    • 7.6.16 Taiwan Island of 14,000 square miles and 23 million people, separated from South China by the 100-mile wide Taiwan Strait Long struggle between the People’s Republic of China and Taiwan’s Republic of China as to who has sovereignty over the other  In 1949, Chinese National Government fled to Taiwan with remnants of its armed forces and many civilian followers. The government reestablished itself with a capital at Taipei  United inexpensive Taiwanese labor with foreign capital to build one of Asia’s first urban-industrial countries  Strong export-oriented economy driven by electronics and machinery  Avg Taiwanese citizen 4x wealthier than avg mainland Chinese citizen  Major hurdle for stronger growth is a lack of native energy resources  One China Policy  U.S. backed the Nationalist claim until 1970s, when it developed closer relations with the People’s republic.  U.S. supported the revocation of Taiwan’s UN seat in 1971  In 1979, the U.S. withdrew its official recognition of Taiwan, recognizing China’s claim of sovereignty.
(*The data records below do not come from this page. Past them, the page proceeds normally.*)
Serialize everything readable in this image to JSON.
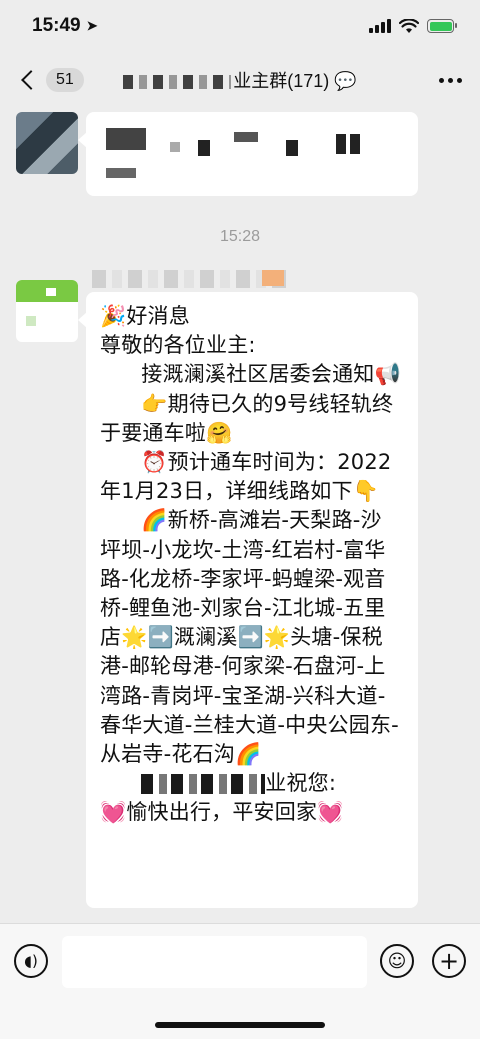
{
  "status_bar": {
    "time": "15:49",
    "location_icon": "location-arrow-icon",
    "signal_icon": "cellular-signal-icon",
    "wifi_icon": "wifi-icon",
    "battery_icon": "battery-charging-icon",
    "battery_color": "#34c759"
  },
  "nav": {
    "unread_count": "51",
    "title_suffix": "业主群(171)",
    "title_icon": "chat-bubble-icon",
    "more_icon": "more-dots-icon"
  },
  "messages": {
    "timestamp": "15:28",
    "notice_lines": [
      "🎉好消息",
      "尊敬的各位业主:",
      "      接溉澜溪社区居委会通知📢",
      "      👉期待已久的9号线轻轨终于要通车啦🤗",
      "      ⏰预计通车时间为：2022年1月23日，详细线路如下👇",
      "      🌈新桥-高滩岩-天梨路-沙坪坝-小龙坎-土湾-红岩村-富华路-化龙桥-李家坪-蚂蝗梁-观音桥-鲤鱼池-刘家台-江北城-五里店🌟➡️溉澜溪➡️🌟头塘-保税港-邮轮母港-何家梁-石盘河-上湾路-青岗坪-宝圣湖-兴科大道-春华大道-兰桂大道-中央公园东-从岩寺-花石沟🌈"
    ],
    "closing_suffix": "业祝您:",
    "closing_line": "💓愉快出行，平安回家💓"
  },
  "input_bar": {
    "voice_icon": "voice-icon",
    "emoji_icon": "emoji-icon",
    "plus_icon": "plus-icon",
    "placeholder": ""
  }
}
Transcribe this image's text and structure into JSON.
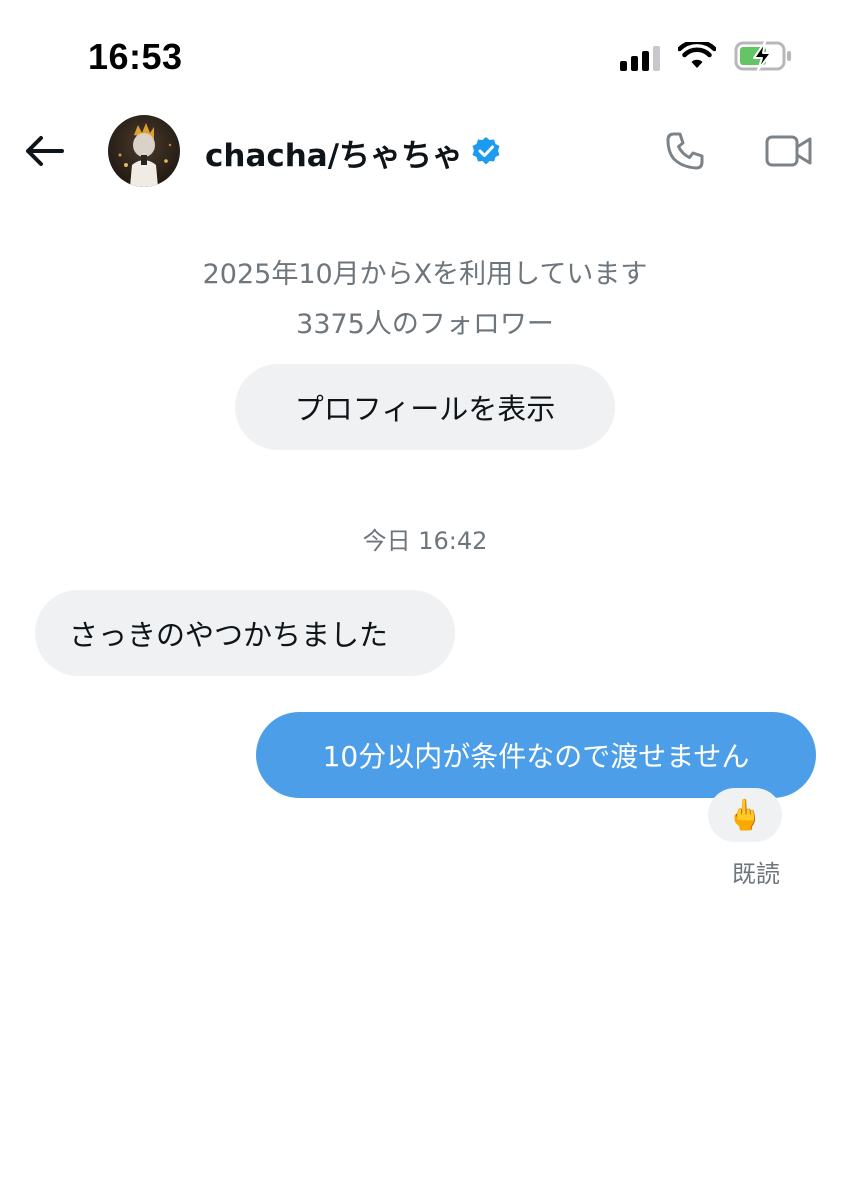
{
  "status_bar": {
    "time": "16:53",
    "battery_color": "#65c466"
  },
  "header": {
    "name": "chacha/ちゃちゃ",
    "verified_color": "#1d9bf0"
  },
  "profile": {
    "joined": "2025年10月からXを利用しています",
    "followers": "3375人のフォロワー",
    "view_profile_label": "プロフィールを表示"
  },
  "conversation": {
    "timestamp": "今日 16:42",
    "messages": [
      {
        "direction": "received",
        "text": "さっきのやつかちました"
      },
      {
        "direction": "sent",
        "text": "10分以内が条件なので渡せません",
        "reaction": "🖕",
        "status": "既読"
      }
    ]
  },
  "colors": {
    "sent_bubble": "#4c9ee9",
    "received_bubble": "#eff1f2",
    "secondary_text": "#6e767d"
  }
}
    • 7.6.17 Japan The Japanese “Miracle”  Japan became an economic superpower after its defeat in World War II  Possible reasons for this include:  Japan was never colonized by Western powers  An intense spirit of achievement and enterprise among the Japanese  Japan’s geography as a resource-poor island nation fostered an attitude of working hard to overcome constraints placed on them by nature  Strong educational system emphasizes technical training  Benevolent management strategies include inclusion of employees in decision making and lifetime employment guarantees for some workers  A high level of investment in new and efficient industrial plants  Conservative political culture is strongly business-oriented  Despite all of these favorable factors, the Japanese miracle did not last  After peaking in the mid-1980s, Japan’s bubble economy burst Japan’s Population  Very homogeneous, with 99.5% ethnic Japanese  One of the world’s lowest birth rates, at 7 per 1,000 annually  Japan’s shrinking population will cause an increase in taxes and family obligations to meet the needs of older citizens
    • Japan’s Population Concerns
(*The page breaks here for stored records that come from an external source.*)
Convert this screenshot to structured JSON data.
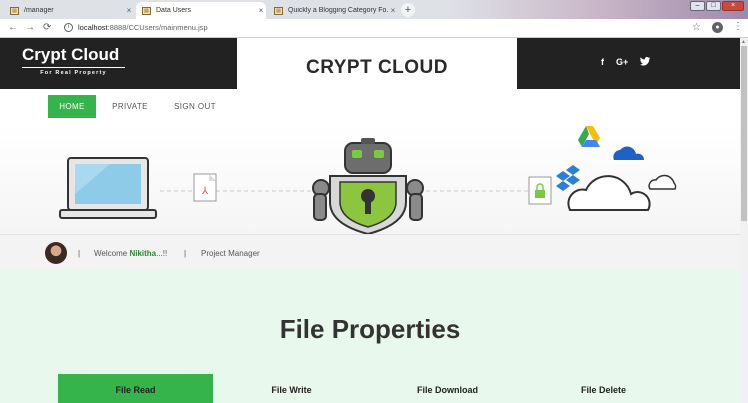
{
  "browser": {
    "tabs": [
      {
        "title": "/manager",
        "close": "×"
      },
      {
        "title": "Data Users",
        "close": "×"
      },
      {
        "title": "Quickly a Blogging Category Fo...",
        "close": "×"
      }
    ],
    "new_tab": "+",
    "address": {
      "host": "localhost",
      "path": ":8888/CCUsers/mainmenu.jsp"
    },
    "nav": {
      "back": "←",
      "forward": "→",
      "reload": "C"
    },
    "window": {
      "min": "–",
      "max": "□",
      "close": "×"
    }
  },
  "header": {
    "logo": "Crypt Cloud",
    "tagline": "For Real Property",
    "title": "CRYPT CLOUD",
    "social": [
      "f",
      "G+",
      "t"
    ]
  },
  "menu": {
    "items": [
      "HOME",
      "PRIVATE",
      "SIGN OUT"
    ],
    "active": "HOME"
  },
  "welcome": {
    "sep1": "|",
    "greeting": "Welcome",
    "name": "Nikitha",
    "suffix": "...!!",
    "sep2": "|",
    "role": "Project Manager"
  },
  "file_properties": {
    "title": "File Properties",
    "buttons": [
      "File Read",
      "File Write",
      "File Download",
      "File Delete"
    ],
    "active": "File Read"
  },
  "colors": {
    "accent": "#34b44a",
    "dark": "#222222",
    "section_bg": "#e8f8ec"
  }
}
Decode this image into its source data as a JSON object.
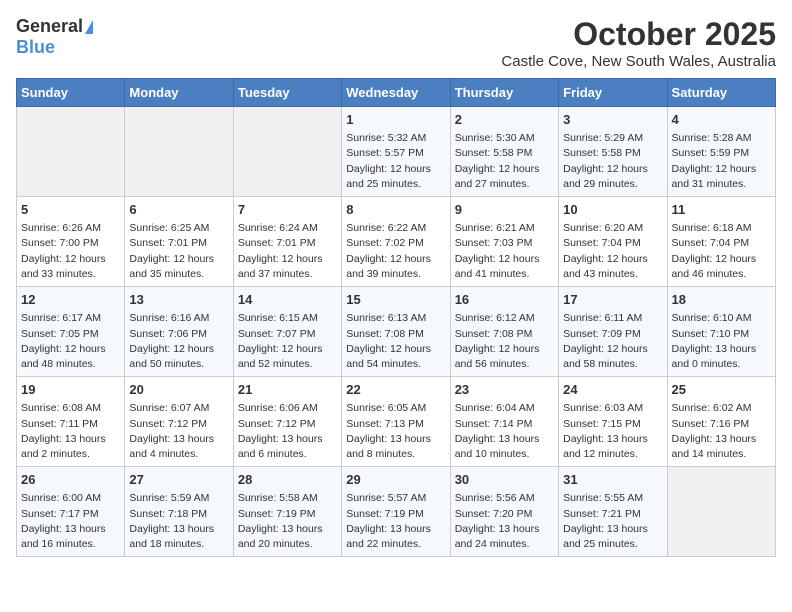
{
  "logo": {
    "general": "General",
    "blue": "Blue"
  },
  "title": "October 2025",
  "subtitle": "Castle Cove, New South Wales, Australia",
  "days_header": [
    "Sunday",
    "Monday",
    "Tuesday",
    "Wednesday",
    "Thursday",
    "Friday",
    "Saturday"
  ],
  "weeks": [
    [
      {
        "day": "",
        "content": ""
      },
      {
        "day": "",
        "content": ""
      },
      {
        "day": "",
        "content": ""
      },
      {
        "day": "1",
        "content": "Sunrise: 5:32 AM\nSunset: 5:57 PM\nDaylight: 12 hours\nand 25 minutes."
      },
      {
        "day": "2",
        "content": "Sunrise: 5:30 AM\nSunset: 5:58 PM\nDaylight: 12 hours\nand 27 minutes."
      },
      {
        "day": "3",
        "content": "Sunrise: 5:29 AM\nSunset: 5:58 PM\nDaylight: 12 hours\nand 29 minutes."
      },
      {
        "day": "4",
        "content": "Sunrise: 5:28 AM\nSunset: 5:59 PM\nDaylight: 12 hours\nand 31 minutes."
      }
    ],
    [
      {
        "day": "5",
        "content": "Sunrise: 6:26 AM\nSunset: 7:00 PM\nDaylight: 12 hours\nand 33 minutes."
      },
      {
        "day": "6",
        "content": "Sunrise: 6:25 AM\nSunset: 7:01 PM\nDaylight: 12 hours\nand 35 minutes."
      },
      {
        "day": "7",
        "content": "Sunrise: 6:24 AM\nSunset: 7:01 PM\nDaylight: 12 hours\nand 37 minutes."
      },
      {
        "day": "8",
        "content": "Sunrise: 6:22 AM\nSunset: 7:02 PM\nDaylight: 12 hours\nand 39 minutes."
      },
      {
        "day": "9",
        "content": "Sunrise: 6:21 AM\nSunset: 7:03 PM\nDaylight: 12 hours\nand 41 minutes."
      },
      {
        "day": "10",
        "content": "Sunrise: 6:20 AM\nSunset: 7:04 PM\nDaylight: 12 hours\nand 43 minutes."
      },
      {
        "day": "11",
        "content": "Sunrise: 6:18 AM\nSunset: 7:04 PM\nDaylight: 12 hours\nand 46 minutes."
      }
    ],
    [
      {
        "day": "12",
        "content": "Sunrise: 6:17 AM\nSunset: 7:05 PM\nDaylight: 12 hours\nand 48 minutes."
      },
      {
        "day": "13",
        "content": "Sunrise: 6:16 AM\nSunset: 7:06 PM\nDaylight: 12 hours\nand 50 minutes."
      },
      {
        "day": "14",
        "content": "Sunrise: 6:15 AM\nSunset: 7:07 PM\nDaylight: 12 hours\nand 52 minutes."
      },
      {
        "day": "15",
        "content": "Sunrise: 6:13 AM\nSunset: 7:08 PM\nDaylight: 12 hours\nand 54 minutes."
      },
      {
        "day": "16",
        "content": "Sunrise: 6:12 AM\nSunset: 7:08 PM\nDaylight: 12 hours\nand 56 minutes."
      },
      {
        "day": "17",
        "content": "Sunrise: 6:11 AM\nSunset: 7:09 PM\nDaylight: 12 hours\nand 58 minutes."
      },
      {
        "day": "18",
        "content": "Sunrise: 6:10 AM\nSunset: 7:10 PM\nDaylight: 13 hours\nand 0 minutes."
      }
    ],
    [
      {
        "day": "19",
        "content": "Sunrise: 6:08 AM\nSunset: 7:11 PM\nDaylight: 13 hours\nand 2 minutes."
      },
      {
        "day": "20",
        "content": "Sunrise: 6:07 AM\nSunset: 7:12 PM\nDaylight: 13 hours\nand 4 minutes."
      },
      {
        "day": "21",
        "content": "Sunrise: 6:06 AM\nSunset: 7:12 PM\nDaylight: 13 hours\nand 6 minutes."
      },
      {
        "day": "22",
        "content": "Sunrise: 6:05 AM\nSunset: 7:13 PM\nDaylight: 13 hours\nand 8 minutes."
      },
      {
        "day": "23",
        "content": "Sunrise: 6:04 AM\nSunset: 7:14 PM\nDaylight: 13 hours\nand 10 minutes."
      },
      {
        "day": "24",
        "content": "Sunrise: 6:03 AM\nSunset: 7:15 PM\nDaylight: 13 hours\nand 12 minutes."
      },
      {
        "day": "25",
        "content": "Sunrise: 6:02 AM\nSunset: 7:16 PM\nDaylight: 13 hours\nand 14 minutes."
      }
    ],
    [
      {
        "day": "26",
        "content": "Sunrise: 6:00 AM\nSunset: 7:17 PM\nDaylight: 13 hours\nand 16 minutes."
      },
      {
        "day": "27",
        "content": "Sunrise: 5:59 AM\nSunset: 7:18 PM\nDaylight: 13 hours\nand 18 minutes."
      },
      {
        "day": "28",
        "content": "Sunrise: 5:58 AM\nSunset: 7:19 PM\nDaylight: 13 hours\nand 20 minutes."
      },
      {
        "day": "29",
        "content": "Sunrise: 5:57 AM\nSunset: 7:19 PM\nDaylight: 13 hours\nand 22 minutes."
      },
      {
        "day": "30",
        "content": "Sunrise: 5:56 AM\nSunset: 7:20 PM\nDaylight: 13 hours\nand 24 minutes."
      },
      {
        "day": "31",
        "content": "Sunrise: 5:55 AM\nSunset: 7:21 PM\nDaylight: 13 hours\nand 25 minutes."
      },
      {
        "day": "",
        "content": ""
      }
    ]
  ]
}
    • 7.6.18 North and South Korea Korean Peninsula is roughly the size of Minnesota  Unfortunate location in historic geopolitical terms:  Adjoins China, faces Japan across the Korea Strait, borders Russia for a short distance  China, Russia, and Japan have frequently been at odds with one another and the Koreans throughout history At end of WWII, the Soviet Union entered Pacific war as an ally of the U.S. against Japan  Both sides drew up plans to accept Japan’s surrender on the Korean peninsula  A line was arbitrarily drawn at the 38th parallel  Became unintended permanent boundary  On either side, Soviet Union and U.S. set up governments friendly to themselves  Korean War (1950-1953)  Armistice was signed on July 27, 1953, by the Chinese, the North Koreans, and the United Nations command (achieved cease fire)  Border between Koreas, called the demilitarized zone (DMZ), follows armistice line